Available data:
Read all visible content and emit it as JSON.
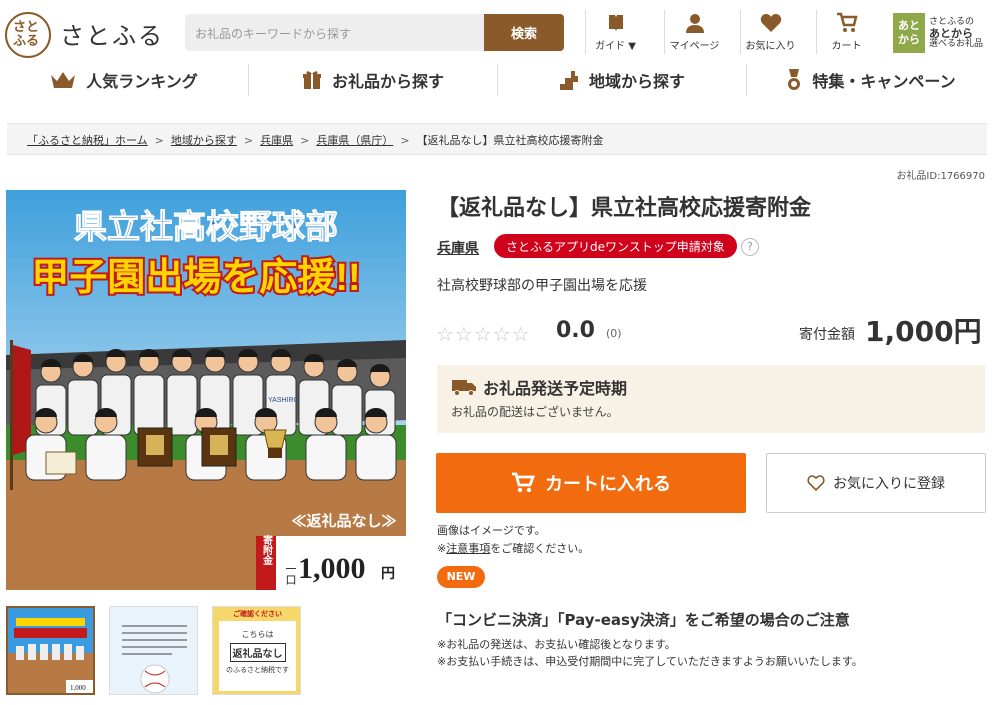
{
  "header": {
    "logo_mark": "さとふる",
    "logo_text": "さとふる",
    "search_placeholder": "お礼品のキーワードから探す",
    "search_button": "検索",
    "icons": {
      "guide": "ガイド ▼",
      "mypage": "マイページ",
      "favorites": "お気に入り",
      "cart": "カート"
    },
    "app_badge": {
      "square": "あと から",
      "line1": "さとふるの",
      "line2": "あとから",
      "line3": "選べるお礼品"
    }
  },
  "nav": {
    "ranking": "人気ランキング",
    "gifts": "お礼品から探す",
    "region": "地域から探す",
    "campaign": "特集・キャンペーン"
  },
  "breadcrumb": {
    "items": [
      "「ふるさと納税」ホーム",
      "地域から探す",
      "兵庫県",
      "兵庫県（県庁）"
    ],
    "current": "【返礼品なし】県立社高校応援寄附金"
  },
  "item_id": "お礼品ID:1766970",
  "main_image": {
    "headline1": "県立社高校野球部",
    "headline2": "甲子園出場を応援!!",
    "no_gift": "≪返礼品なし≫",
    "donation_label": "寄附金",
    "donation_unit_prefix": "一口",
    "donation_amount": "1,000",
    "donation_unit": "円",
    "team_text": "YASHIRO"
  },
  "thumbnails": {
    "t3_top": "ご確認ください",
    "t3_line1": "こちらは",
    "t3_line2": "返礼品なし",
    "t3_line3": "のふるさと納税です",
    "t1_amount": "1,000"
  },
  "product": {
    "title": "【返礼品なし】県立社高校応援寄附金",
    "prefecture": "兵庫県",
    "app_tag": "さとふるアプリdeワンストップ申請対象",
    "help": "?",
    "subtitle": "社高校野球部の甲子園出場を応援",
    "stars": "☆☆☆☆☆",
    "rating": "0.0",
    "rating_count": "(0)",
    "price_label": "寄付金額",
    "price": "1,000円"
  },
  "shipping": {
    "title": "お礼品発送予定時期",
    "text": "お礼品の配送はございません。"
  },
  "buttons": {
    "cart": "カートに入れる",
    "favorite": "お気に入りに登録"
  },
  "notes": {
    "image_note": "画像はイメージです。",
    "caution_prefix": "※",
    "caution_link": "注意事項",
    "caution_suffix": "をご確認ください。",
    "new_badge": "NEW"
  },
  "notice": {
    "title": "「コンビニ決済」「Pay-easy決済」をご希望の場合のご注意",
    "line1": "※お礼品の発送は、お支払い確認後となります。",
    "line2": "※お支払い手続きは、申込受付期間中に完了していただきますようお願いいたします。"
  },
  "colors": {
    "brand": "#8a5a2b",
    "cart": "#f26b0f",
    "app_tag": "#d0021b",
    "ship_bg": "#f7f1e6"
  }
}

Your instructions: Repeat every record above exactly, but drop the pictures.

Result of this exercise:
Read all visible content and emit it as JSON.
{
  "header": {
    "logo_mark": "さとふる",
    "logo_text": "さとふる",
    "search_placeholder": "お礼品のキーワードから探す",
    "search_button": "検索",
    "icons": {
      "guide": "ガイド ▼",
      "mypage": "マイページ",
      "favorites": "お気に入り",
      "cart": "カート"
    },
    "app_badge": {
      "square": "あと から",
      "line1": "さとふるの",
      "line2": "あとから",
      "line3": "選べるお礼品"
    }
  },
  "nav": {
    "ranking": "人気ランキング",
    "gifts": "お礼品から探す",
    "region": "地域から探す",
    "campaign": "特集・キャンペーン"
  },
  "breadcrumb": {
    "items": [
      "「ふるさと納税」ホーム",
      "地域から探す",
      "兵庫県",
      "兵庫県（県庁）"
    ],
    "current": "【返礼品なし】県立社高校応援寄附金"
  },
  "item_id": "お礼品ID:1766970",
  "main_image": {
    "headline1": "県立社高校野球部",
    "headline2": "甲子園出場を応援!!",
    "no_gift": "≪返礼品なし≫",
    "donation_label": "寄附金",
    "donation_unit_prefix": "一口",
    "donation_amount": "1,000",
    "donation_unit": "円",
    "team_text": "YASHIRO"
  },
  "thumbnails": {
    "t3_top": "ご確認ください",
    "t3_line1": "こちらは",
    "t3_line2": "返礼品なし",
    "t3_line3": "のふるさと納税です",
    "t1_amount": "1,000"
  },
  "product": {
    "title": "【返礼品なし】県立社高校応援寄附金",
    "prefecture": "兵庫県",
    "app_tag": "さとふるアプリdeワンストップ申請対象",
    "help": "?",
    "subtitle": "社高校野球部の甲子園出場を応援",
    "stars": "☆☆☆☆☆",
    "rating": "0.0",
    "rating_count": "(0)",
    "price_label": "寄付金額",
    "price": "1,000円"
  },
  "shipping": {
    "title": "お礼品発送予定時期",
    "text": "お礼品の配送はございません。"
  },
  "buttons": {
    "cart": "カートに入れる",
    "favorite": "お気に入りに登録"
  },
  "notes": {
    "image_note": "画像はイメージです。",
    "caution_prefix": "※",
    "caution_link": "注意事項",
    "caution_suffix": "をご確認ください。",
    "new_badge": "NEW"
  },
  "notice": {
    "title": "「コンビニ決済」「Pay-easy決済」をご希望の場合のご注意",
    "line1": "※お礼品の発送は、お支払い確認後となります。",
    "line2": "※お支払い手続きは、申込受付期間中に完了していただきますようお願いいたします。"
  },
  "colors": {
    "brand": "#8a5a2b",
    "cart": "#f26b0f",
    "app_tag": "#d0021b",
    "ship_bg": "#f7f1e6"
  }
}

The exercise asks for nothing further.